PROBLEM:
Print all of the entries exactly, minus the pictures.

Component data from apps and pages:

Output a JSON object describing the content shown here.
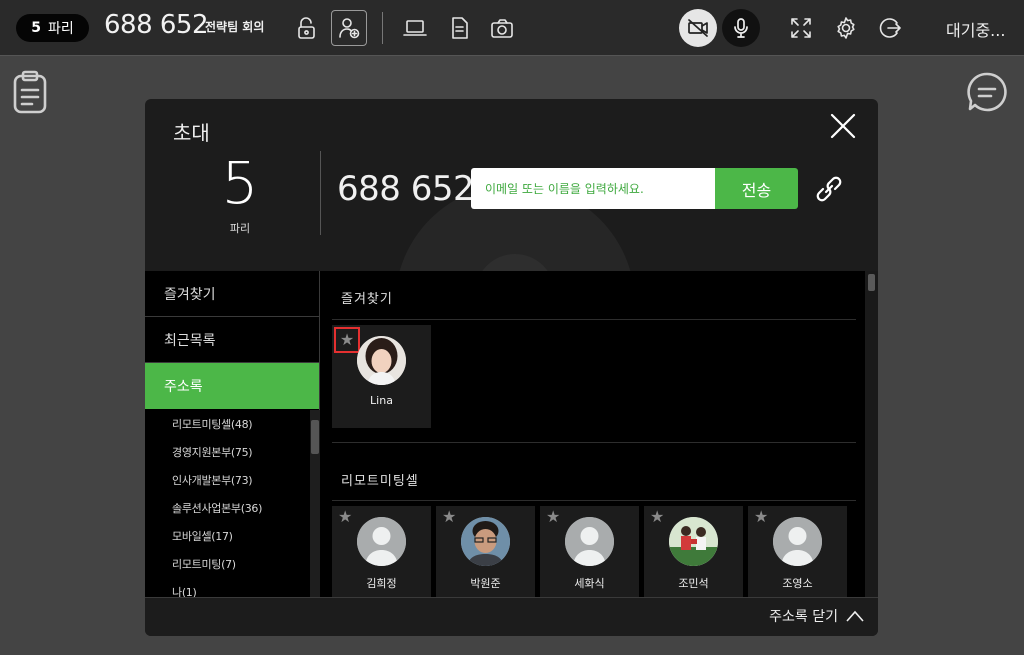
{
  "topbar": {
    "party_count": "5",
    "party_label": "파리",
    "meeting_number": "688 652",
    "meeting_name": "전략팀 회의",
    "status": "대기중..."
  },
  "modal": {
    "title": "초대",
    "party_count": "5",
    "party_label": "파리",
    "room_number": "688 652",
    "invite_placeholder": "이메일 또는 이름을 입력하세요.",
    "send_label": "전송",
    "sidebar": {
      "items": [
        {
          "label": "즐겨찾기"
        },
        {
          "label": "최근목록"
        },
        {
          "label": "주소록"
        }
      ],
      "groups": [
        {
          "label": "리모트미팅셀(48)"
        },
        {
          "label": "경영지원본부(75)"
        },
        {
          "label": "인사개발본부(73)"
        },
        {
          "label": "솔루션사업본부(36)"
        },
        {
          "label": "모바일셀(17)"
        },
        {
          "label": "리모트미팅(7)"
        },
        {
          "label": "나(1)"
        }
      ]
    },
    "sections": [
      {
        "title": "즐겨찾기"
      },
      {
        "title": "리모트미팅셀"
      }
    ],
    "favorites": [
      {
        "name": "Lina"
      }
    ],
    "contacts": [
      {
        "name": "김희정"
      },
      {
        "name": "박원준"
      },
      {
        "name": "세화식"
      },
      {
        "name": "조민석"
      },
      {
        "name": "조영소"
      }
    ],
    "close_addressbook": "주소록 닫기"
  },
  "colors": {
    "accent": "#4cb748",
    "highlight": "#e53030"
  }
}
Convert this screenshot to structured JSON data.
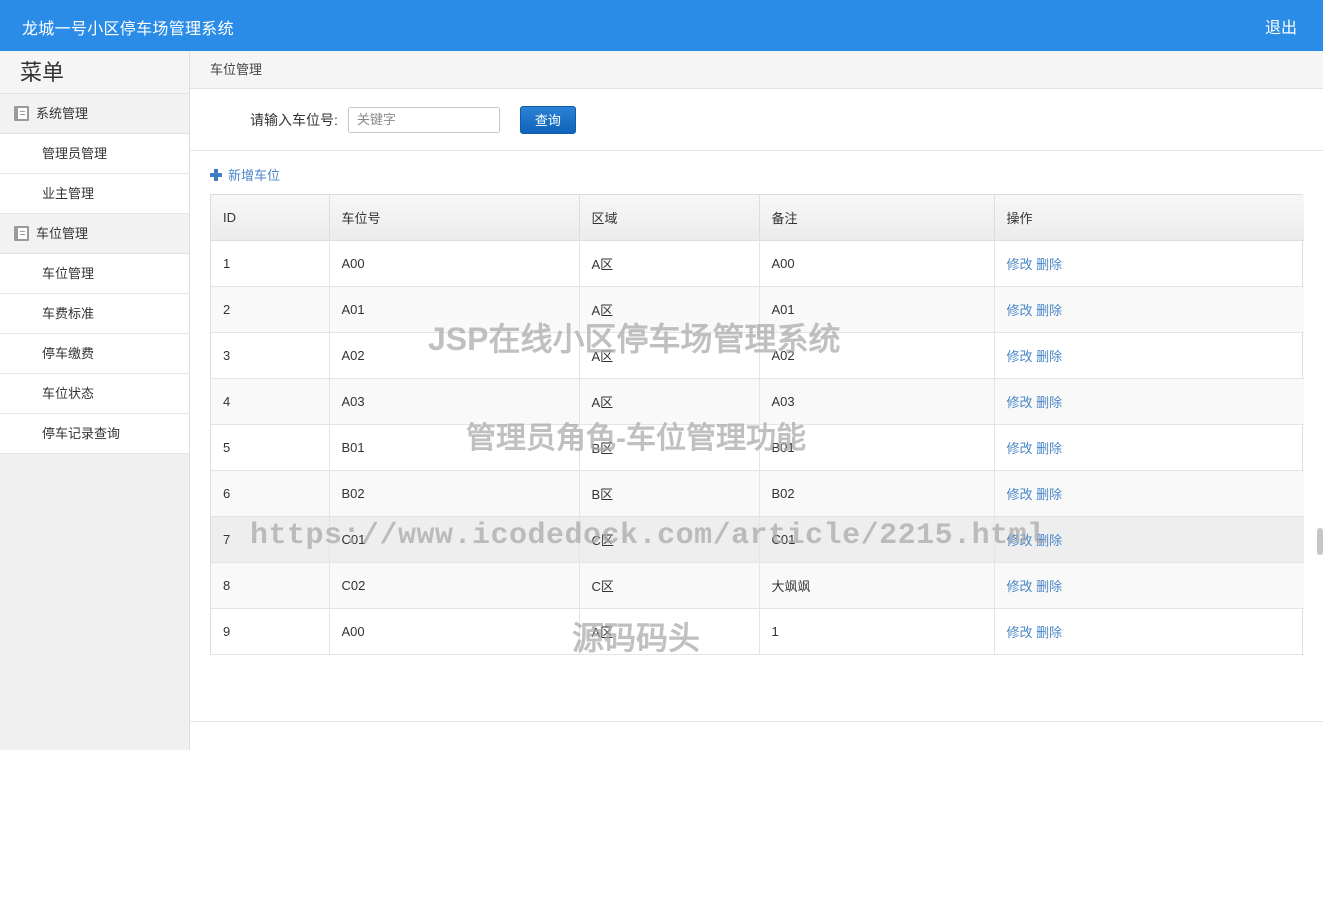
{
  "header": {
    "title": "龙城一号小区停车场管理系统",
    "logout_label": "退出",
    "bg_color": "#2b8ce8"
  },
  "sidebar": {
    "heading": "菜单",
    "groups": [
      {
        "label": "系统管理",
        "icon": "book-icon",
        "items": [
          {
            "label": "管理员管理"
          },
          {
            "label": "业主管理"
          }
        ]
      },
      {
        "label": "车位管理",
        "icon": "book-icon",
        "items": [
          {
            "label": "车位管理"
          },
          {
            "label": "车费标准"
          },
          {
            "label": "停车缴费"
          },
          {
            "label": "车位状态"
          },
          {
            "label": "停车记录查询"
          }
        ]
      }
    ]
  },
  "main": {
    "breadcrumb": "车位管理",
    "search": {
      "label": "请输入车位号:",
      "placeholder": "关键字",
      "value": "",
      "button_label": "查询"
    },
    "add_link_label": "新增车位",
    "table": {
      "columns": [
        "ID",
        "车位号",
        "区域",
        "备注",
        "操作"
      ],
      "actions": {
        "edit": "修改",
        "delete": "删除"
      },
      "rows": [
        {
          "id": "1",
          "no": "A00",
          "area": "A区",
          "note": "A00",
          "hovered": false
        },
        {
          "id": "2",
          "no": "A01",
          "area": "A区",
          "note": "A01",
          "hovered": false
        },
        {
          "id": "3",
          "no": "A02",
          "area": "A区",
          "note": "A02",
          "hovered": false
        },
        {
          "id": "4",
          "no": "A03",
          "area": "A区",
          "note": "A03",
          "hovered": false
        },
        {
          "id": "5",
          "no": "B01",
          "area": "B区",
          "note": "B01",
          "hovered": false
        },
        {
          "id": "6",
          "no": "B02",
          "area": "B区",
          "note": "B02",
          "hovered": false
        },
        {
          "id": "7",
          "no": "C01",
          "area": "C区",
          "note": "C01",
          "hovered": true
        },
        {
          "id": "8",
          "no": "C02",
          "area": "C区",
          "note": "大飒飒",
          "hovered": false
        },
        {
          "id": "9",
          "no": "A00",
          "area": "A区",
          "note": "1",
          "hovered": false
        }
      ]
    }
  },
  "watermarks": {
    "line1": "JSP在线小区停车场管理系统",
    "line2": "管理员角色-车位管理功能",
    "line3": "https://www.icodedock.com/article/2215.html",
    "line4": "源码码头"
  },
  "colors": {
    "accent": "#2b8ce8",
    "link": "#4a86c8",
    "button": "#0f63bb",
    "row_alt": "#f9f9f9",
    "row_hover": "#eeeeee"
  }
}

WRITTEN SOLUTION:
Output a JSON object describing the content shown here.
{
  "topbar": {
    "party_count": "5",
    "party_label": "파리",
    "meeting_number": "688 652",
    "meeting_name": "전략팀 회의",
    "status": "대기중..."
  },
  "modal": {
    "title": "초대",
    "party_count": "5",
    "party_label": "파리",
    "room_number": "688 652",
    "invite_placeholder": "이메일 또는 이름을 입력하세요.",
    "send_label": "전송",
    "sidebar": {
      "items": [
        {
          "label": "즐겨찾기"
        },
        {
          "label": "최근목록"
        },
        {
          "label": "주소록"
        }
      ],
      "groups": [
        {
          "label": "리모트미팅셀(48)"
        },
        {
          "label": "경영지원본부(75)"
        },
        {
          "label": "인사개발본부(73)"
        },
        {
          "label": "솔루션사업본부(36)"
        },
        {
          "label": "모바일셀(17)"
        },
        {
          "label": "리모트미팅(7)"
        },
        {
          "label": "나(1)"
        }
      ]
    },
    "sections": [
      {
        "title": "즐겨찾기"
      },
      {
        "title": "리모트미팅셀"
      }
    ],
    "favorites": [
      {
        "name": "Lina"
      }
    ],
    "contacts": [
      {
        "name": "김희정"
      },
      {
        "name": "박원준"
      },
      {
        "name": "세화식"
      },
      {
        "name": "조민석"
      },
      {
        "name": "조영소"
      }
    ],
    "close_addressbook": "주소록 닫기"
  },
  "colors": {
    "accent": "#4cb748",
    "highlight": "#e53030"
  }
}
Convert this screenshot to structured JSON data.
{
  "header": {
    "title": "龙城一号小区停车场管理系统",
    "logout_label": "退出",
    "bg_color": "#2b8ce8"
  },
  "sidebar": {
    "heading": "菜单",
    "groups": [
      {
        "label": "系统管理",
        "icon": "book-icon",
        "items": [
          {
            "label": "管理员管理"
          },
          {
            "label": "业主管理"
          }
        ]
      },
      {
        "label": "车位管理",
        "icon": "book-icon",
        "items": [
          {
            "label": "车位管理"
          },
          {
            "label": "车费标准"
          },
          {
            "label": "停车缴费"
          },
          {
            "label": "车位状态"
          },
          {
            "label": "停车记录查询"
          }
        ]
      }
    ]
  },
  "main": {
    "breadcrumb": "车位管理",
    "search": {
      "label": "请输入车位号:",
      "placeholder": "关键字",
      "value": "",
      "button_label": "查询"
    },
    "add_link_label": "新增车位",
    "table": {
      "columns": [
        "ID",
        "车位号",
        "区域",
        "备注",
        "操作"
      ],
      "actions": {
        "edit": "修改",
        "delete": "删除"
      },
      "rows": [
        {
          "id": "1",
          "no": "A00",
          "area": "A区",
          "note": "A00",
          "hovered": false
        },
        {
          "id": "2",
          "no": "A01",
          "area": "A区",
          "note": "A01",
          "hovered": false
        },
        {
          "id": "3",
          "no": "A02",
          "area": "A区",
          "note": "A02",
          "hovered": false
        },
        {
          "id": "4",
          "no": "A03",
          "area": "A区",
          "note": "A03",
          "hovered": false
        },
        {
          "id": "5",
          "no": "B01",
          "area": "B区",
          "note": "B01",
          "hovered": false
        },
        {
          "id": "6",
          "no": "B02",
          "area": "B区",
          "note": "B02",
          "hovered": false
        },
        {
          "id": "7",
          "no": "C01",
          "area": "C区",
          "note": "C01",
          "hovered": true
        },
        {
          "id": "8",
          "no": "C02",
          "area": "C区",
          "note": "大飒飒",
          "hovered": false
        },
        {
          "id": "9",
          "no": "A00",
          "area": "A区",
          "note": "1",
          "hovered": false
        }
      ]
    }
  },
  "watermarks": {
    "line1": "JSP在线小区停车场管理系统",
    "line2": "管理员角色-车位管理功能",
    "line3": "https://www.icodedock.com/article/2215.html",
    "line4": "源码码头"
  },
  "colors": {
    "accent": "#2b8ce8",
    "link": "#4a86c8",
    "button": "#0f63bb",
    "row_alt": "#f9f9f9",
    "row_hover": "#eeeeee"
  }
}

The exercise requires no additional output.